Daniel Abreu’s “Cabeza:” Contemporary dance from Spain Arrives in Miami
Dance, seemingly so rooted in the body, is of course also all about the heart and mind. And what goes on inside our heads when we are shaken out of our comfort zones is the subject of “Cabeza,” the solo work by contemporary dance choreographer Daniel Abreu that has its Miami debut on October 19 at the Miami-Dade County Auditorium. The 42-year-old Abreu is a much-lauded artist in his native Spain, having won the country’s National Award for Dance in 2014 and, more recently, taking home not one but three awards this summer at the Max Prizes for Theater Arts in Seville.
The inner workings of the mind are a fitting subject matter for a choreographer like Abreu, who has a degree in psychology. This academic training helped him as an artist: “I learned to read reality from many different perspectives,” he says, stepping back in order to objectively observe both himself and others. In “Cabeza,” the dancer creates a series of images that, Abreu explains, takes each individual audience member on a separate journey based on their personal reaction to the movement. At its core, he says, “Cabeza” is about feelings: the emotional response from the audience that gesture and movement create.
That said, “Cabeza” is an intensely demanding physical performance, but Abreu’s movement style is difficult to pin down, as it is so deeply personal. Having trained first as a classical dancer before studying contemporary dance, there are brief moments in his work that look like they might spring directly from classical ballet. The way he plays with weight and the use of the body against the floor, on the other hand, brings to mind contact improvisation, while his reliance on gesture and repetition offer shades of the legendary Pina Bausch’s style of physical theater.

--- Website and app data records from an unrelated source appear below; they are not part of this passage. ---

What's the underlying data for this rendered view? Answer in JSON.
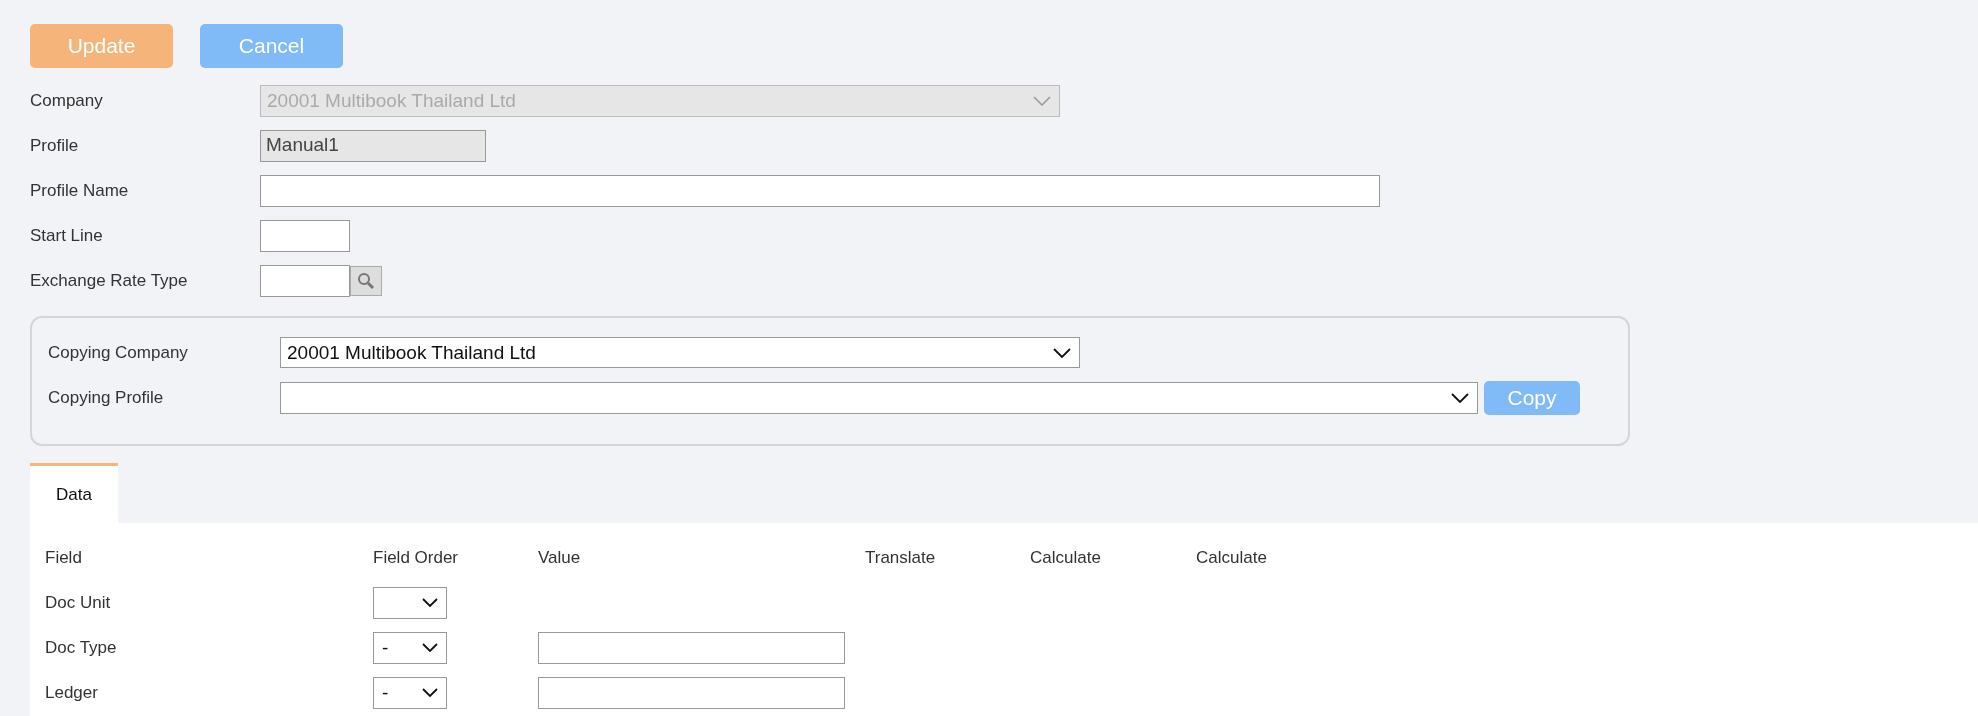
{
  "actions": [
    {
      "label": "Update",
      "kind": "primary"
    },
    {
      "label": "Cancel",
      "kind": "secondary"
    }
  ],
  "form": [
    {
      "label": "Company",
      "kind": "select",
      "value": "20001 Multibook Thailand Ltd",
      "disabled": true
    },
    {
      "label": "Profile",
      "kind": "text",
      "value": "Manual1",
      "disabled": true
    },
    {
      "label": "Profile Name",
      "kind": "wide_text",
      "disabled": false
    },
    {
      "label": "Start Line",
      "kind": "short_text",
      "disabled": false
    },
    {
      "label": "Exchange Rate Type",
      "kind": "lookup",
      "disabled": false
    }
  ],
  "copy_panel": {
    "company": {
      "label": "Copying Company",
      "value": "20001 Multibook Thailand Ltd"
    },
    "profile": {
      "label": "Copying Profile"
    },
    "copy_button": "Copy"
  },
  "tabs": [
    {
      "label": "Data",
      "selected": true
    }
  ],
  "table": {
    "columns": [
      "Field",
      "Field Order",
      "Value",
      "Translate",
      "Calculate",
      "Calculate"
    ],
    "rows": [
      {
        "field": "Doc Unit",
        "order": "",
        "has_value": false
      },
      {
        "field": "Doc Type",
        "order": "-",
        "has_value": true
      },
      {
        "field": "Ledger",
        "order": "-",
        "has_value": true
      }
    ]
  }
}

Other movements are surprisingly reminiscent of jookin, the form of street dance that performer Lil Buck made famous with his take on the “Black Swan” performed in high tops and sweats to the cello accompaniment of Yoyo Ma. Abreu’s liquid hands and arms and the impossible pliés to the floor and back up again would be as at home on the streets of Memphis as in Madrid.
In fact, Abreu’s movement language is all his own, an idiosyncratic idiom that he arrived at over the course of many years, through hours of solitary improvisation. “I would go to the studio, put on the music and improvise for six or eight hours at a time,” he says. His movement style developed organically from those sessions. He has created over 60 works in his career, for his own company, for international dance companies and for theater groups in Spain.
His knowledge of psychology had a particular impact on “Cabeza.” “I wanted to examine what happens to the body when we experience a shock,” he says. The jumping off point for the work was a personal experience, but he hopes that every viewer will see the work through the lens of his or her own life history. “Everyone should make the work their own,” he says. “’Cabeza’ isn’t mine. It’s the spectator who gives it life.”
Abreu speaks often of imagery and using movement as metaphor, sometimes sounding more like a poet than a choreographer. Like a poet, he embraces paradox, observing that, “in order to seem ethereal, you have to really be in contact with reality.” He throws out carefully crafted images and hopes that viewers “let themselves be inundated.” “There’s no linear narrative in my work,” he says. Upon reflection, we each create our own story for what we have seen. “I just open the door,” says Abreu.
Apart from the performance, Abreu will also be offering a master class for dancers on Saturday at the Centro Cultural Español from 10:00 a.m. to 1:00 p.m. In the workshop, he will ask participants to view their bodies in an entirely different way, at the smallest cellular level. The method, he says, can be transformative: “They realize that the gesture of the smallest part of one finger can be important.” Rather than looking at the angle of the arms or the height of a leg extension, dancers should feel “that they are moving millions of cells, like the sea moves or the sand.” Although they are entirely rooted in the physical, Abreu says, at the end of the day, the dancer’s job is but “to move the air.”
Compañía Daniel Abreu, Friday Oct. 19 at 8:00 p.m., Miami-Dade County Auditorium, 2901 W. Flagler St., Miami; tickets $28, seniors/Students $23; CCEMiami.org; 305-448-9677. Also limited tickets for teens through Culture Shock Miami, $5.